Michael Phelps is going to appear on Kellogg’s Corn Flakes and Frosted Flakes cereal boxes. Apparently Phelps passed on posing on Wheaties boxes where he has appeared before, so says US Magazine (not the most reliable source of business news, I know, but it’s the only one I found that had an explanation for this interesting development.)
General Mills, on the other hand, just announced they’ve snagged Nastia Luikin and Brian Clay, Olympic winners in gymnastics and the decathlon respectively, to appear on the front of their Wheaties boxes. As a reminder Wheaties, the “breakfast of champions,” practically invented the practice of athlete endorsements when it debuted a box featuring Lou Gehrig back in 1934.

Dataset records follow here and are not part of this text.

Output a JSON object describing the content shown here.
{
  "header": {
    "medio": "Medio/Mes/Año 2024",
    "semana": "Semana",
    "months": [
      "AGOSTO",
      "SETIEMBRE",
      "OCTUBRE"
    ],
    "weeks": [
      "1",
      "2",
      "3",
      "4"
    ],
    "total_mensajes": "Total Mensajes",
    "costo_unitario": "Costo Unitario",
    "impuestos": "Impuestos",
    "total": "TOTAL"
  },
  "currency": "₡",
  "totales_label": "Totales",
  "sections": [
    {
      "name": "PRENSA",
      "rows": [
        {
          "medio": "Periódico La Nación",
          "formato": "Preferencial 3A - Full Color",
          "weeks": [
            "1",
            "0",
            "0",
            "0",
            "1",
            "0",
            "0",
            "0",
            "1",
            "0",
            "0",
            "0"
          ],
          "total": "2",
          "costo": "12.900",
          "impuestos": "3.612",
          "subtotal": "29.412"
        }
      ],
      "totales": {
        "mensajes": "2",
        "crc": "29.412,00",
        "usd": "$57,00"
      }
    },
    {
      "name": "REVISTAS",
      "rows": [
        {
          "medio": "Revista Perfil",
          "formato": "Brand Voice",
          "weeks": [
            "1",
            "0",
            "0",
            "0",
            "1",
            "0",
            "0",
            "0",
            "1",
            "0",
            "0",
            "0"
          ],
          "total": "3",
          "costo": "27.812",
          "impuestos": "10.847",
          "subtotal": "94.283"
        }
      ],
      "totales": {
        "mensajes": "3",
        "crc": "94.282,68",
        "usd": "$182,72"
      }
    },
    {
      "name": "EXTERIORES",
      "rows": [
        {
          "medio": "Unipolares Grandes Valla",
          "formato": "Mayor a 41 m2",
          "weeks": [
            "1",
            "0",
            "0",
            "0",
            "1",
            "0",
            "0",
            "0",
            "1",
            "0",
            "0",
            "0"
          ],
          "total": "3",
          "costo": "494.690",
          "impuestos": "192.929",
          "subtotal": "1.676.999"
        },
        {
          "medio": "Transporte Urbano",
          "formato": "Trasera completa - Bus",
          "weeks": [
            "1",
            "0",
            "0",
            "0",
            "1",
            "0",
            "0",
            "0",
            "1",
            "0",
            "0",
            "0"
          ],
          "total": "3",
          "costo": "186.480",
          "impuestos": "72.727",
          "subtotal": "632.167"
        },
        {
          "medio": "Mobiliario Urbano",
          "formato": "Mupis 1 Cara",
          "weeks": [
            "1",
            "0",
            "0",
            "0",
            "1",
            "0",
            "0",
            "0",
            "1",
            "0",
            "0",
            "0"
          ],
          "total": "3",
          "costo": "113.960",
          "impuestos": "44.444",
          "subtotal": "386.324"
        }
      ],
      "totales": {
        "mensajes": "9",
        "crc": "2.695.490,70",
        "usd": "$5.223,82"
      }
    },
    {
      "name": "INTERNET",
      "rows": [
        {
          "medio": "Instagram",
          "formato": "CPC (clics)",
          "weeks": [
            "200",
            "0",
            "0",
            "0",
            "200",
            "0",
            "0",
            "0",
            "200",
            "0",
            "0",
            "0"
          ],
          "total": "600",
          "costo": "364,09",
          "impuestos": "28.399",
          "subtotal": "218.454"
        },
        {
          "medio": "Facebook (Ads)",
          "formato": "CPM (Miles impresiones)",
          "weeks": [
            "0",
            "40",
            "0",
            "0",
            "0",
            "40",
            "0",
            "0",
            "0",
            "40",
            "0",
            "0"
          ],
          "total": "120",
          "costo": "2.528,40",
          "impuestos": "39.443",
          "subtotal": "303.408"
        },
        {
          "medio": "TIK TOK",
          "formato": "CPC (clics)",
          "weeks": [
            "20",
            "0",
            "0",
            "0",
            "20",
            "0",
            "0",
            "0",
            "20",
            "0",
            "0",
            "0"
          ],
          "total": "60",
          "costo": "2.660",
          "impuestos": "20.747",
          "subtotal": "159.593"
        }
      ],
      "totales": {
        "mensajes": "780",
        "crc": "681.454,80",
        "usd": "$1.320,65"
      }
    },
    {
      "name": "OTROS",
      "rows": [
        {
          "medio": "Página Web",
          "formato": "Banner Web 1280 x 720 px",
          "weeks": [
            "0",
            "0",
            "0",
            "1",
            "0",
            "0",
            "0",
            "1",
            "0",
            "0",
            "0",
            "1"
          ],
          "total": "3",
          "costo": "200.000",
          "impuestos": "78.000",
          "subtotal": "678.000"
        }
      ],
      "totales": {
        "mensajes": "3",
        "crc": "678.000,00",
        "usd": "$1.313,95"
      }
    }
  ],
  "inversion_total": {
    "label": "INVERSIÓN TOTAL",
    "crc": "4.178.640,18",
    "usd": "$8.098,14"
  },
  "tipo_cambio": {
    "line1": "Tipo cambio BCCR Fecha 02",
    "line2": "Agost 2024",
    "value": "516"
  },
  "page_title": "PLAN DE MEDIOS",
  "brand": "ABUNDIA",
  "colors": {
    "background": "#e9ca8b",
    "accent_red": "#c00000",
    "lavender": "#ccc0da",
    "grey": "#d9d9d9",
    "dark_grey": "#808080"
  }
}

I’ll let others argue whether Phelps is a better catch than Luikin and Clay — what I find fascinating is the contrast between the two brands’ strategies.
According to Marta Cyhan, Vice President, Global Promotions, Kellogg Company, Michael was chosen because he “embodies the values behind our Frosted Flakes Earn Your Stripes™ program. He knows that winning is not just about the glory that comes with gold medals, but about good sportsmanship, working hard and being your best.” Apparently the Earn Your Stripes program is designed to encourage kids to eat right, be more active and work hard to achieve all of their goals.
So it seems Kellogg’s is employing a 2-pronged approach — using Phelps’ picture to get kids’ attention on the shelf (and in the pantry) and tying his good-ol-American-boy image to the company’s social responsibility platform in order to earn props with parents.
General Mills‘ celebrity tie in is part of a new brand platform for Wheaties called “Jumpstart Your Metabolism™”which invites people to “discover how eating Wheaties can give you the best chance at winning.” Their site has a serious look and feel and includes a link to research on muscle recovery.
General Mills, I have to conclude therefore, has elected to target adults who are serious about athletic performance — and to utilize Luikin and Clay to bolster the brand’s credentials as a product for serious athletes.
Two different strategies — for two different brands. I see Corn Flakes’ approach as tried-and-true, but somewhat tired, while Wheaties is breaking new ground in the cereal category. It will be interesting to see how this plays out in grocery store sales data — and brand perceptions — over time.